Rick and Joe provide a bespoke service for many of our moving picture productions using their extensive experience in all departments of film making, standing alongside ourselves and taking the process through pre-production and shoot into edit and whatever the post-production requires. Sometimes they provide direction too, making one complete unit.
Joe as DoP / Director, organises the camera and lighting department with, crew and equipment tailored to each individual project and budget.
Meanwhile, as film editor, Rick produces and manages the post-production through to finish and delivery based at his studio in Hackney.
They’re old hands at delivery requirements for TVCs but the digital landscape can be a tricky one to negotiate and particularly is where we’re able to help our clients.
Delivery for different platforms is so much more than pixel count. They deal with this all the time, knowing how to optimise file sizes versus compression in a world where media costs by the Mb.
The short message is that between us, we’re able to make a complex thing simple for you. If that message is itself too simple, the case study below illustrates some of the issues we often face and solve.
Case Study - how a complicated thing remains complicated, but hey, don’t worry, that’s our problem!
We were recently involved with an international campaign of TVCs and social media films that turned out to be a more complex challenge than you might expect.
First off we had the challenge of making something work for 9:16 and then 16:9. In terms of framing, fitting, say, a 16.9 wide shot of 4 people sitting on a sofa into a 9.16 space isn’t easily going to happen, and requires planning so that the necessary assets are shot on the day.
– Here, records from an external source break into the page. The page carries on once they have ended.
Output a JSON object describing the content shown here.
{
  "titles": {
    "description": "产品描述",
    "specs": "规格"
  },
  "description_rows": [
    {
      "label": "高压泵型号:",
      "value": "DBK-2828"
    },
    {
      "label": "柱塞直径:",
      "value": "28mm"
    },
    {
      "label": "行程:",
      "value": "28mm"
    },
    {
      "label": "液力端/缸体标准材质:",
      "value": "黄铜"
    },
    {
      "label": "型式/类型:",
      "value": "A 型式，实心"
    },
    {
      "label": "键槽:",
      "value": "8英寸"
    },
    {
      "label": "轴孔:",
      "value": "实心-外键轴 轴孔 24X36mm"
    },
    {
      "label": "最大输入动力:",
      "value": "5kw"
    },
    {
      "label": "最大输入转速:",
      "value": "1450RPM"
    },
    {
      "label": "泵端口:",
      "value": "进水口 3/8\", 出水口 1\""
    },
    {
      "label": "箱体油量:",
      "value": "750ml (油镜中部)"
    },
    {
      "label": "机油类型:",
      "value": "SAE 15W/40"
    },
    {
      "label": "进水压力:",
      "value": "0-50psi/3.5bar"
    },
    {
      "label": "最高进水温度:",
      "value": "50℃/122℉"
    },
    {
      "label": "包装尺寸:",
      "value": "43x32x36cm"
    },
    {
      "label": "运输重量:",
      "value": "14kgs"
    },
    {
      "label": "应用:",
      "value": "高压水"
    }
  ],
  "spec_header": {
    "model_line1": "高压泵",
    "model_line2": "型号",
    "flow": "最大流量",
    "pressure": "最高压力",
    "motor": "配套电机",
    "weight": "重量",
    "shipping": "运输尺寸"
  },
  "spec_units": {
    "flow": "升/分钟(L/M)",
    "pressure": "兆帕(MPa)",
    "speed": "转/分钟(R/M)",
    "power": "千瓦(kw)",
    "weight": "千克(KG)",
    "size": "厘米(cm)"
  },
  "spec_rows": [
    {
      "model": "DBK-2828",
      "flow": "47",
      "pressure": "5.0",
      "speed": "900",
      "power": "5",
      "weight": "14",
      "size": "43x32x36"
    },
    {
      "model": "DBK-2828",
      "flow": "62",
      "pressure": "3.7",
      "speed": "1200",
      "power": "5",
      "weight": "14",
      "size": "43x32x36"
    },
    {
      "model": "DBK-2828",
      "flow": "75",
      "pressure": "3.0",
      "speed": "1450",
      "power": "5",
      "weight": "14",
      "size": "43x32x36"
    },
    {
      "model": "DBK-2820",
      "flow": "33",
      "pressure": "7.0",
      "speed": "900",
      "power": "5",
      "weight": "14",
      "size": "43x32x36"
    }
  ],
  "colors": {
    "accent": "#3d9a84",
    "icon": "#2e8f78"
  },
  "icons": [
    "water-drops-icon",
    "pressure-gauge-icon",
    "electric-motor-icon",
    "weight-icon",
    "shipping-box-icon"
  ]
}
This however is the tip of a titanic iceberg.
Our brief was to create deliverables from 4 x TVC executions, in 5 lengths (30, 20, 15, and 6 secs) and in 3 shapes (16.9, 9.16, 1.1).
So far so good. That means we require 60 masters as a starting point.
Unfortunately, one film had contentious content that not all markets would accept, so we created alternative versions in all lengths and shapes, which took the deliverables to 75.
Then we found that one country could not show people eating food sitting on the couch (the same couch that didn’t fit in the 9.16 box), so that was another 15 masters. Bringing the total deliverables to 90.
So after a week or so we were in a good place with all edits and cut downs with format
adjustments approved by agency and client. Fitting the shots into 9.16, in particular, was difficult but fortunately we had planned that the film be captured on an enormous sensor providing all the additional area we needed to aid the repositioning of the shots.
The wide shot sofa was duly changed into 2 x 2 shots in medium size, reframed from the same wide shot. We also used digital panning to move around the file, when the elements that needed to be seen were beyond the 9.16 constraints.
Now we were ready for the real work. There were 10 countries to supply. All with unique Terms and Conditions, titles and corporate branding. In addition, we had a voice-over to mix for each territory.
And just when you thought it was safe to take a breath, each film would be rolled out with 3
different offers. This would add up to just short of 2000 films.
As the drip-feed of approval would come in, often having already accommodated a particular spec., adjusting type size and changing title wordings, deliverables multiplied yet further.
The reason for this last surge in the number of films was down to the fact that not all social media advertising has the same delivery spec. and now we move into the esoteric world of codecs and wrappers, megabyte and bitrate restrictions.
So... we built codec parameters for all the permutations and restrictions. The workflow incidentally moved at this point from Adobe Premiere to DaVinci Resolve which has a very efficient delivery system once we have created the codec parameters.
The only real issue we came across here, was in preserving the quality of the picture across many varied platforms. Having sweated blood to get this far, we all wanted the work to look its best, but often optimised delivery within very specific parameters gets overlooked. Happily, our clients can come to our studio and see the trade-offs of size versus quality on our colour calibrated screens where we can playback and compare QuickTime vs. VLC, etc, etc, and get into compression!
The Video On Demand spots were restricted to a max weight of 10Mbs, but a 30 sec ad in 16.9 at 10Mbs is a big ask. However, we managed to tweak the settings for each film to maximise the quality and still come in under 10Mb. And looking really good
Great! The masters are mastered and the deliverables delivered and we‘re ready to archive. Again, a little more complex than we thought, and we ended up creating 200 clean masters to sit in a folder next to the 600 titled versions. In six months’ time, there’s every chance that someone is going to be real grateful for fastidious storage!